When I was an undergraduate in food science, my main interests were food microbiology and food-borne diseases. I worked in a lab studying new methods to prevent E. coli infection, and then a different lab where I worked on a diagnostic test for food-borne parasites. Later it seemed like a natural transition for me to switch from studying the organisms that cause disease to studying the way the human host responds to these infections.
Q: Knowing what you do about Lyme disease, what do you think is most important for the general public to understand about Lyme?

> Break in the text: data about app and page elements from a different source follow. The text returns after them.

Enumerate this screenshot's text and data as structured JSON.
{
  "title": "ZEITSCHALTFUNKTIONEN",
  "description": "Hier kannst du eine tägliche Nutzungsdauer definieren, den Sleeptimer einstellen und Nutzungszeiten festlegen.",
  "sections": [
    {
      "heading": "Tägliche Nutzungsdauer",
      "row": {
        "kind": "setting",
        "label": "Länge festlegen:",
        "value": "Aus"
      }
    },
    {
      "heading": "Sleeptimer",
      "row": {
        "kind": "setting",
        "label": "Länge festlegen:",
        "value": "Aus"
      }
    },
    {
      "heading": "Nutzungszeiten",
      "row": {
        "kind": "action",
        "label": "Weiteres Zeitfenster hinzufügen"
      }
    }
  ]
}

Especially in this part of the country, a lot of people don’t check for ticks after spending time outdoors. I think the most important thing for the general public to be aware of is that they can get Lyme disease from a tick bite in California (and 48 other US states as well as countries around the world!), and tick bites also have the potential to spread other infections. Checking yourself for ticks only takes a minute and should be part of the outdoor routine, just like putting on sunscreen before you leave.
Q: Moving to Stanford from Cornell must have been a big adjustment — what do you enjoy most about the Bay Area? What do you miss most from New York?
I’m originally from California, but I spent almost 10 years in NY state. It’s great to be back, and I love living in the Bay Area. There are always so many exciting things going on here, and it’s great to be able to bike to work year-round. What I really enjoy most is living closer to my family. I do miss having ‘real’ seasons (e.g., a Fall where the leaves change), but I definitely don’t miss waking up early every morning to scrape the ice and snow off of my car.
Q: What do you know now that you wish someone had told you when you were first starting your research career? How might you advise someone else just getting started?
Research isn’t like a class in school, where you can potentially get 100%, A+. It’s more like baseball, where successfully hitting 3 out of 10 makes someone a world-class player. Even for the most meticulous scientists, not every idea pans out, and sometimes experiments just don’t work and we don’t know why. I’ve noticed that this can be a very difficult transition for some of the students I work with, who are used to getting high scores on everything they do. You have to be able to persevere, without focusing on the things that didn’t work, because just one hit can be incredibly rewarding.